The morning ride leaving Numrug was more dirt and sand. There was one little town called Songino in a valley we stopped in to have an apple that was pleasant, although I didn’t spot a hotel. About one hundred miles from Numrug we hit beautiful flat, new pavement. It was glorious. We intended to stay near Khyargas Lake at the little town Naranbulag. But, excited by the pavement, and not spotting any shade, we decided to push on to Ulaangom. Ulaangom is a province capital, with a good handful of hotels, restaurants, and amenities. We stopped at the hotel Ih Nayad Tsogtsolbor right on the main drag near the square. It had wifi, washing services, and a TV with some English channels.

 Sweet beautiful pavement.

Sweet beautiful pavement.

After spending a day in Ulaangom, we made the final push to Olgii. We ran out of pavement about 40 miles in, then back to navigating rivers and dirt roads. It was hard. But we got help along the way. When my throttle got stuck and we were tinkering with it, one couple on a motorcycle stopped and helped, and then a tourist van stopped and helped. The tourist van even gave us the very lucky advice to go south of Achit Nuur to avoid some terrible river crossings. Based on stories we heard from other travelers, those river crossings were brutal, so we were very grateful for the tip. The day was still long and we hit some sand, but eventually made it to Olgii.

Olgii is another province capital that many people use as their last or first stop in Mongolia after or before Russia. So there are many options for staying. People told us that “everyone” stays at this Blue Wolf hotel or ger, but after getting quoted $40 for a hotel room that wasn’t impressive, we searched elsewhere. We found Bastau Hotel, right next to the town square for $12. It was, ok. The first night was good, but the second night the toilets clogged and the neighbors were ridiculously loud. So, maybe Blue Wolf is worth it. We heard later from some people who said there are many other motorcyclists, which can be good to exchange information.

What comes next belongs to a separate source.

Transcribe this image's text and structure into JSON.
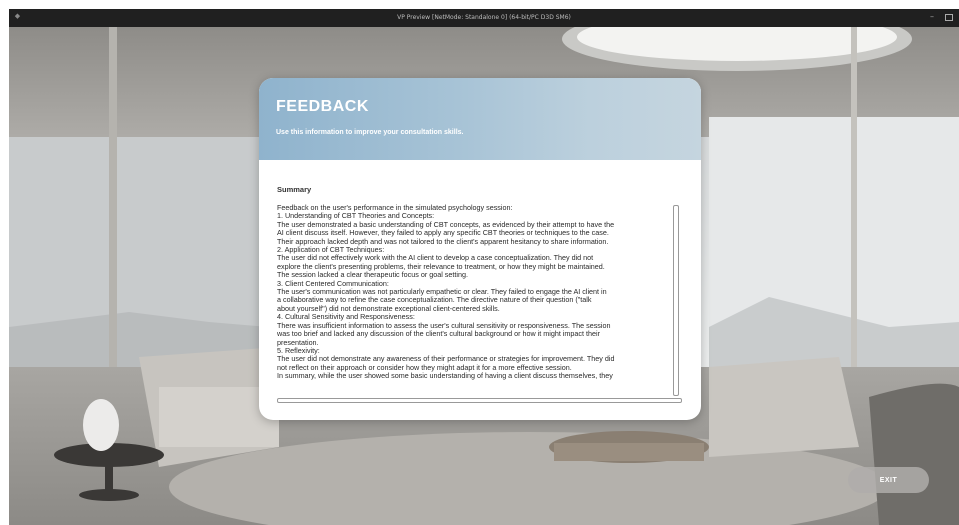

We also learned later that the Blue Wolf ger camp is only $10 per person and has good showers and bathrooms.

Approx spend per day

On the road, we continued to average about $50 a day for two for hotel, food, and gas.

Sights and things to do

Similar to other city capitals, each Ulaangom and Olgii had a little park with toys and things for rent that was pleasant to walk around at night. I didn't find much shopping in Ulaangom, although there was a tourist store in the square it was closed everytime we went. The square was really a lot of fun in the evening, the kids loved to play!

Olgii has much more tourist options, and many little tourist shops. We ended up making one of the best purchases of the trip: Mongolian yak and camel socks. If you want to get spendy you can get cashmere socks. But we were really impressed with the quality of the yak and camel socks. There are also very touristy shops with local handicrafts. Some of the same stuff you see in Ulaan batar, but a couple unique paintings and carvings. We picked up a game of the ankle bones here.

What we ate

Ulaangom had a couple nice restaurants. Including some that had some frozen chicken that they would fry with potatoes that was well appreciated.

Olgii finally had some diversity of food! Being so close to the Russian border, we found some fried meat pancakes and some soup with potatoes in the little restaurant that is in the same building as the Bastau hotel. Walking around the square, we saw a fancy looking foreigner restaurant. We had already eaten, but if not, may have stopped there to see if anyone wanted to exchange stories.